Economic uncertainty that is hampering most media won’t stop the growth in video games.

Revenue generated in the U.S. and Canada by the videogame industry, minus hardware sales, will grow at an average clip of 5.8% annually over the next five years, according to PricewaterhouseCoopers analysis due out Tuesday.

Such growth prospects exceed that of other media, with notable exceptions being online advertising and Internet access — the latter being driven by a continuing shift from dial-up to more expensive broadband.

Revenue from PC games will continue to decline, but console, hand-held and wireless games will more than make up the slack. Plus, in-game advertising will lead the category, with 13% growth annually for the next five years.

Video game advertising, which generated just $30 million in North America in 2004, will grow to $886 million this year and to $1.4 billion in 2013, according to PwC.

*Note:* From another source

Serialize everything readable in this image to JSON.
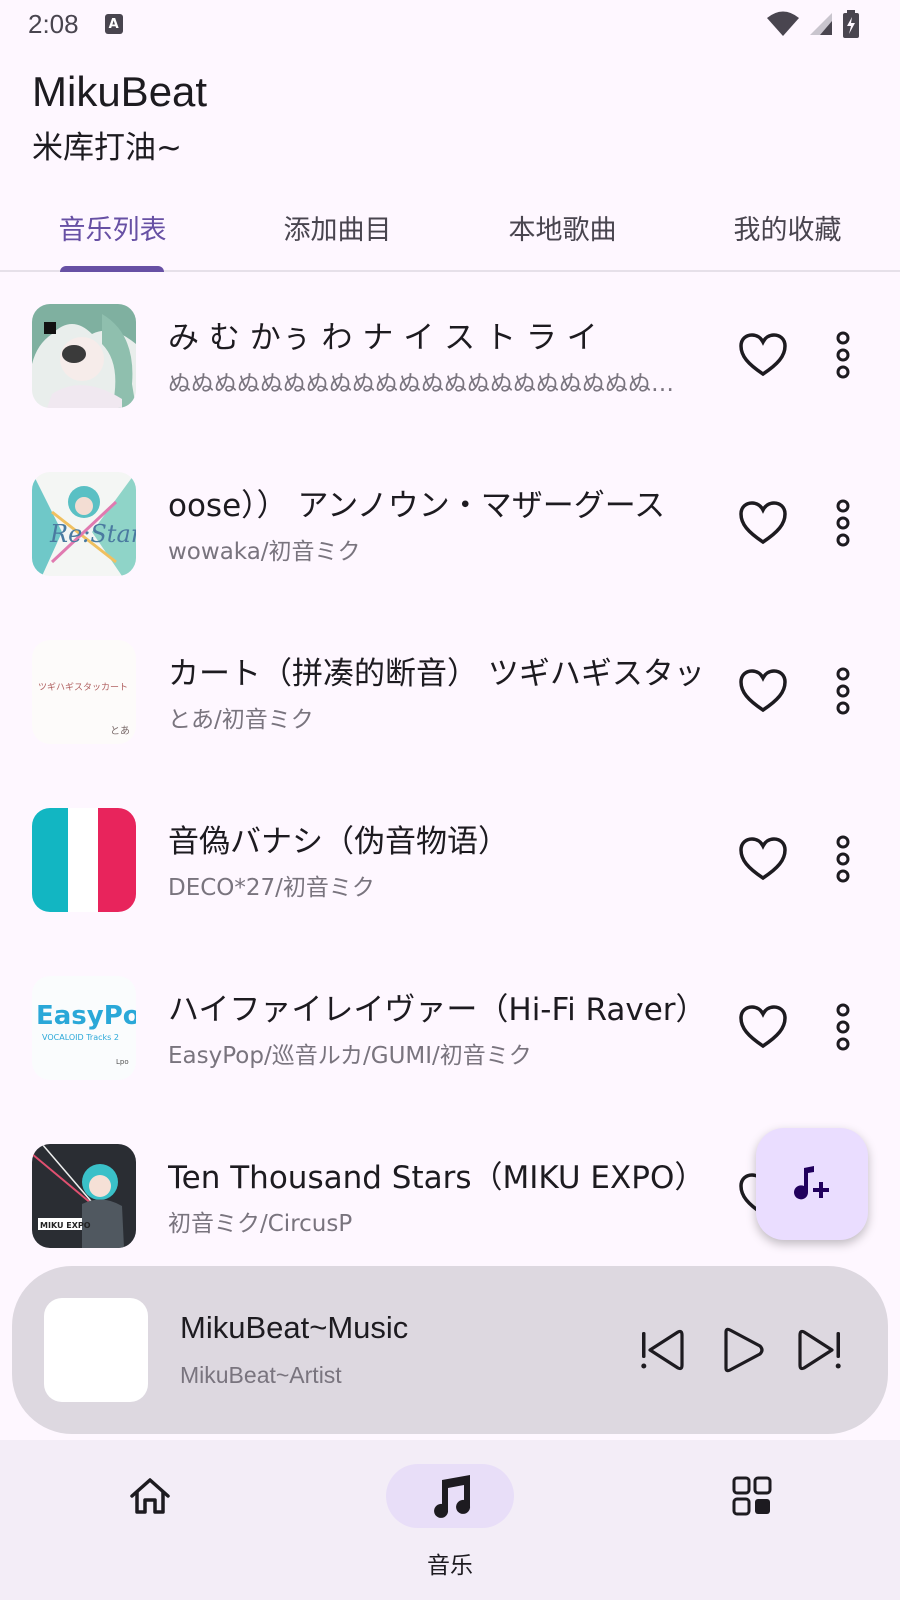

Advertising in videogames is more diverse, innovative, accountable and targeted than competing venues, said Stefanie Kane, a partner at PwC’s entertainment and media practice.

The report says the video game industry — without hardware — in North America will bring in $17.2 billion in sales this year, growing to $21.6 billion in 2013. By then, the game industry will be three times larger than the recorded music industry, which is expected to sink 4.4% annually to $7.2 billion in 2013.

By further comparison, filmed entertainment in North America will rise 3.4% a year to $45.1 billion in 2013 and the biggest media segment — TV subscriptions and license fees — will grow 5.4% annually to $97.3 billion during that frame.

Kane says that the “unlimited hours of fun” after an initial purchase of a game is one reason that cost-conscious consumers will keep buying games even in economic rough patches.

She also said that videogames are beginning to transcend demographics, with casual games being played by older generations and females, even if hard-core gamers remain young males.

Globally, the videogame market will grow at a 7.4% compound annual rate to $73.5 billion in 2013, according to PwC.

Nielsen Business Media